Avey Tare creates folk music for the new generation on ‘Cows on Hourglass Pond’

Sunday, March 24, 2019 - 4:25pm

Domino

NOSELL

The magical thing about Animal Collective’s co-founding member Avey Tare, also known as David Portner, is his ability to make the abrasive sound beautiful. He can take piercing, droning synths fit for an industrial show and alter them until they are more fit for a relaxing summer evening of reflection and remembrance. Avey Tare showcases this prowess once again on his sixth full-length release, Cows on Hourglass Pond.

Tare kicks off the album with the remarkably abstract “What’s the Goodside.” Though a dance-inspired drum pattern drives the song, Tare has no intention of coaxing listeners to get up and dance. Instead, through the utilization of nearly indecipherable lyrics and vocals processed with effects like distortion, reverb and god knows what else, he conjures a song that is guaranteed to make listeners stop what they are doing for a chance to decode whatever meaning they believe to be hidden within the song.
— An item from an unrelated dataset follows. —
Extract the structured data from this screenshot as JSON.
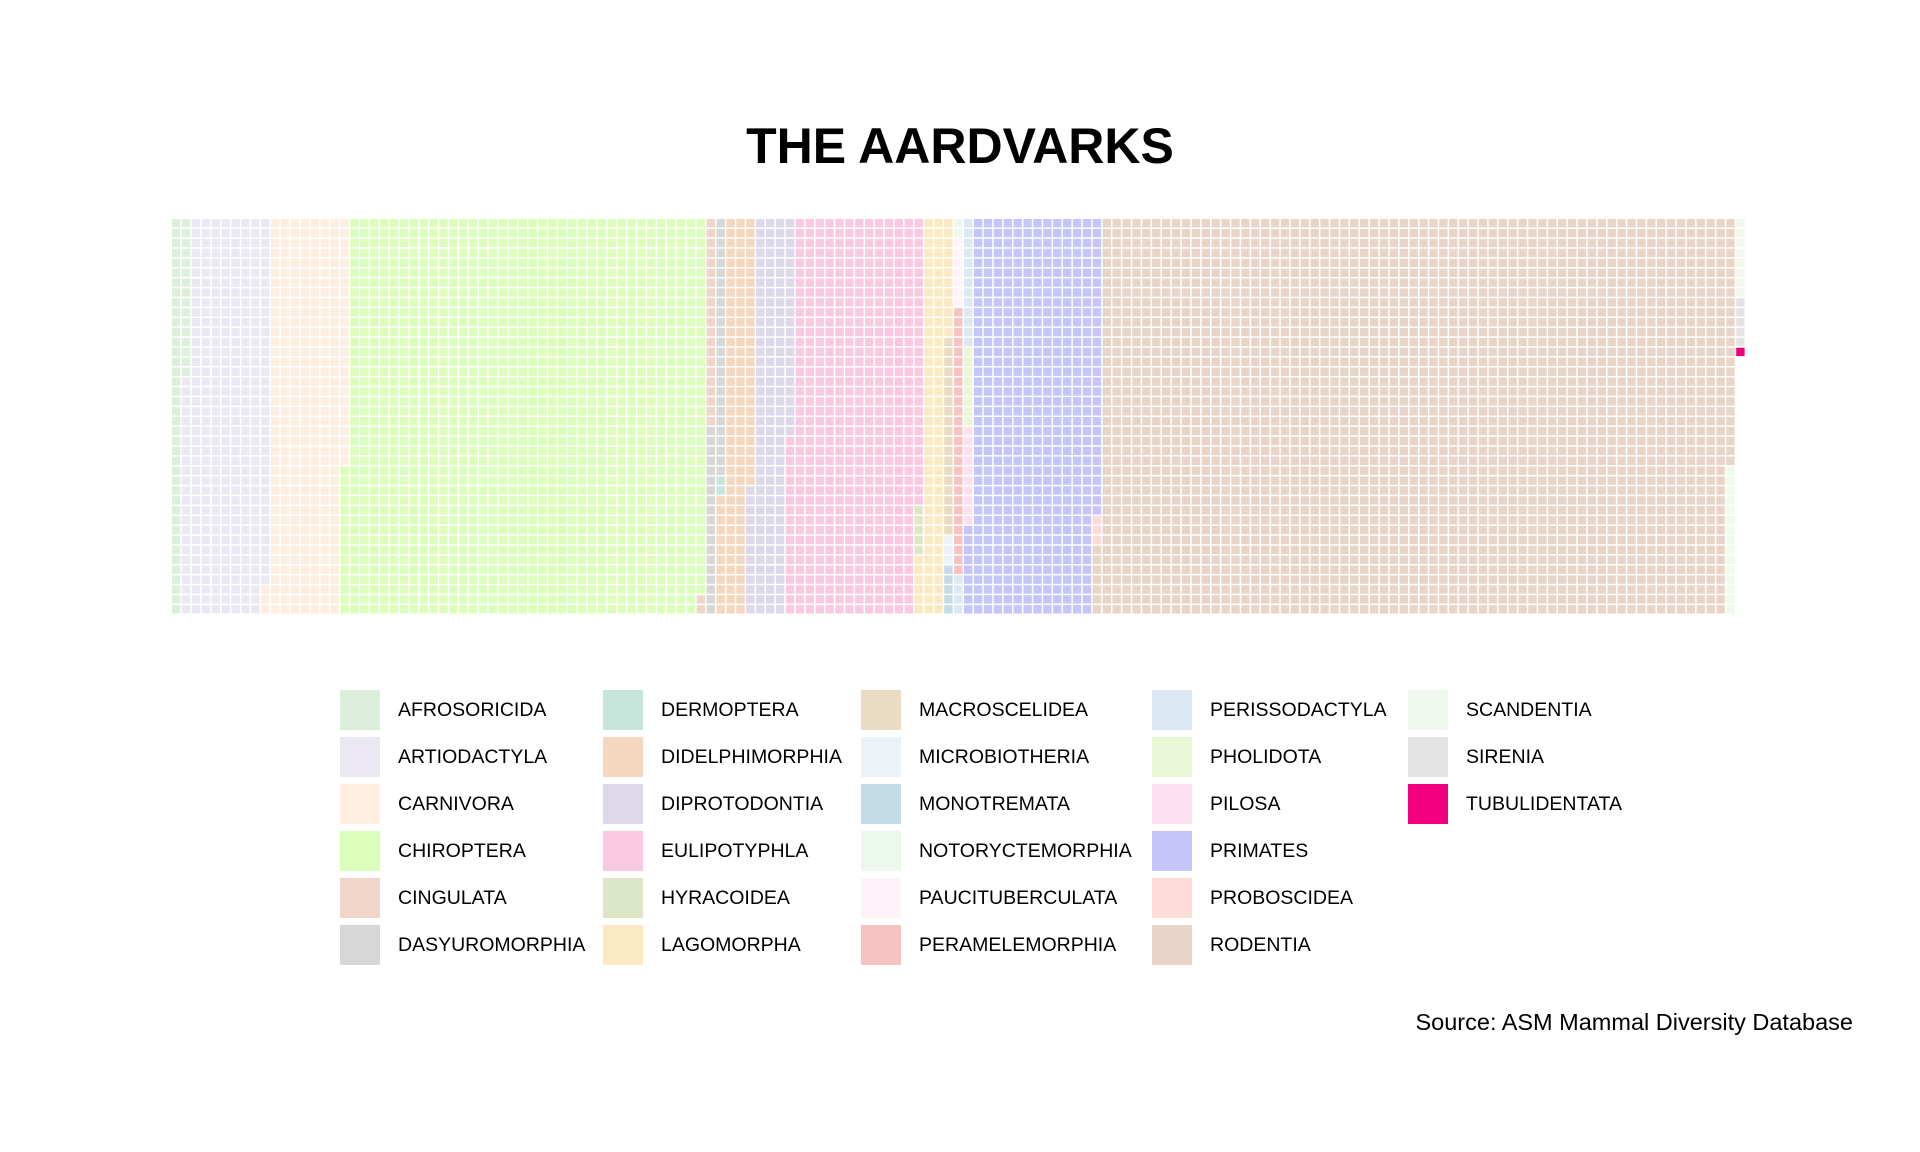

This trend continues and is expanded upon as the album rolls. Songs like “Nostalgia in Lemonade” are not nearly as lyrically dense as “What’s the Goodside,” but they are just as challenging sonically. “Nostalgia in Lemonade” is simply about enjoying lemonade on a warm day, yearning for just one more sip long after the drink has been finished. Despite this straightforward message, the instrumental is anything but simple. It begins with a clipping, skipping hum that metamorphs into a buzzing synthesizer burst layered beneath a glimmering string section led by an airy guitar. The sheer contrast of these sounds is challenging enough, but further exacerbated by the fact that it is just as gorgeous as it is trance-inducing.
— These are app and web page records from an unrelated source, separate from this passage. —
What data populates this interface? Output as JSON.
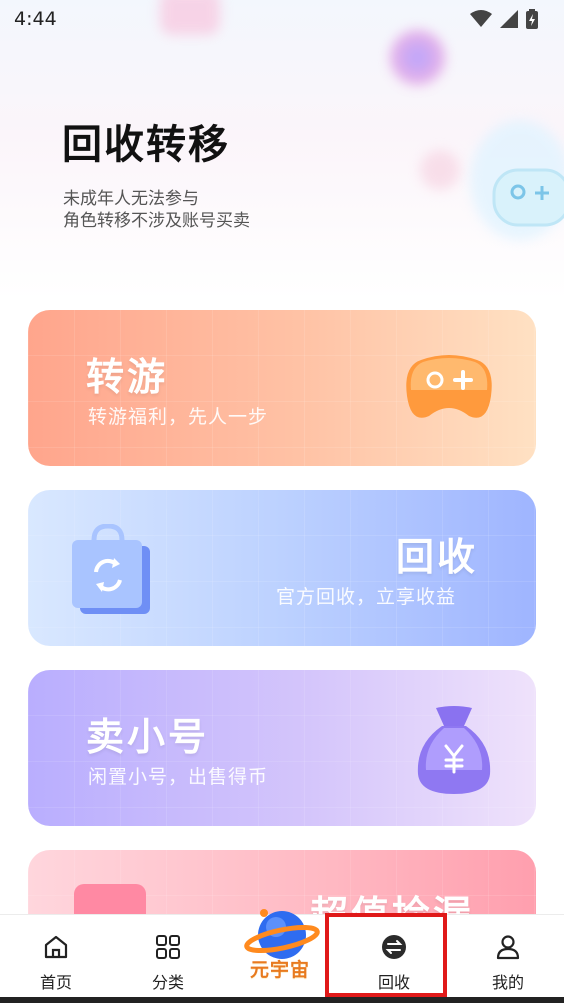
{
  "status_bar": {
    "time": "4:44",
    "icons": [
      "wifi-icon",
      "signal-icon",
      "battery-charging-icon"
    ]
  },
  "hero": {
    "title": "回收转移",
    "subtitle_line1": "未成年人无法参与",
    "subtitle_line2": "角色转移不涉及账号买卖"
  },
  "cards": [
    {
      "title": "转游",
      "subtitle": "转游福利，先人一步",
      "icon": "gamepad-icon"
    },
    {
      "title": "回收",
      "subtitle": "官方回收，立享收益",
      "icon": "recycle-bag-icon"
    },
    {
      "title": "卖小号",
      "subtitle": "闲置小号，出售得币",
      "icon": "money-bag-icon"
    },
    {
      "title": "超值捡漏",
      "subtitle": "",
      "icon": "gift-box-icon"
    }
  ],
  "tabbar": {
    "items": [
      {
        "label": "首页",
        "icon": "home-icon"
      },
      {
        "label": "分类",
        "icon": "grid-icon"
      },
      {
        "label": "元宇宙",
        "icon": "planet-icon"
      },
      {
        "label": "回收",
        "icon": "exchange-icon",
        "active": true
      },
      {
        "label": "我的",
        "icon": "user-icon"
      }
    ]
  },
  "colors": {
    "highlight": "#e01919",
    "card1": "#ffa58c",
    "card2": "#9fb5ff",
    "card3": "#b9aefe",
    "card4": "#ffb8c2"
  }
}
If the electronic instrumentals were stripped away and replaced by something more acoustic and folksy, Cows on Hourglass Pond would be fit to be performed at local folk venue The Ark. Each song on the album has the ability to call old memories to the forefront of listeners’ mind and make readers reflect on the lyrics, no matter how nonpictorial they may be. Tare’s ability to combine psychedelic folk music with the avant garde and create something completely new is truly a marvel. The album’s closing track “HORS_” is the ultimate culmination of Tare’s skill.

Unlike “Nostalgia in Lemonade” and “Chilly Blue,” “HORS_” finds Tare at his most subdued musically. Until the very end of the song, he keeps the instrumental relatively simple with a driving acoustic guitar, pulsating hand claps and chime-like keys, instead opting to experiment with his voice by messing with the elongation of each word and raising and lowering his voice at whim. The lyrics are marked by non sequiturs and verge toward the nonsensical, described by Tare himself as “an ode to horses.” As the song continues, all lyrics are replaced with unintelligible vocals and humming that would sound right at home on Bon Iver’s 22, A Million. As soon as listeners settle into this soothing section, the song disintegrates into static, providing an abrupt end to the album.

Avey Tare’s efforts on Cows on Hourglass Pond do not go unnoticed. He creates an atmosphere of curiosity and wonder in manner similar to the early work of Wallace Stevens, specifically “Comedian as the Letter C.” That is to say that album does not primarily emphasize meaning. The lyrics are still important, but they are not central to the album, which is why they are often muddled and processed. Cows on Hourglass Pond focuses instead on the form and execution of its sound, so that all listeners can find a way to relate their own nostalgia and memories to each song.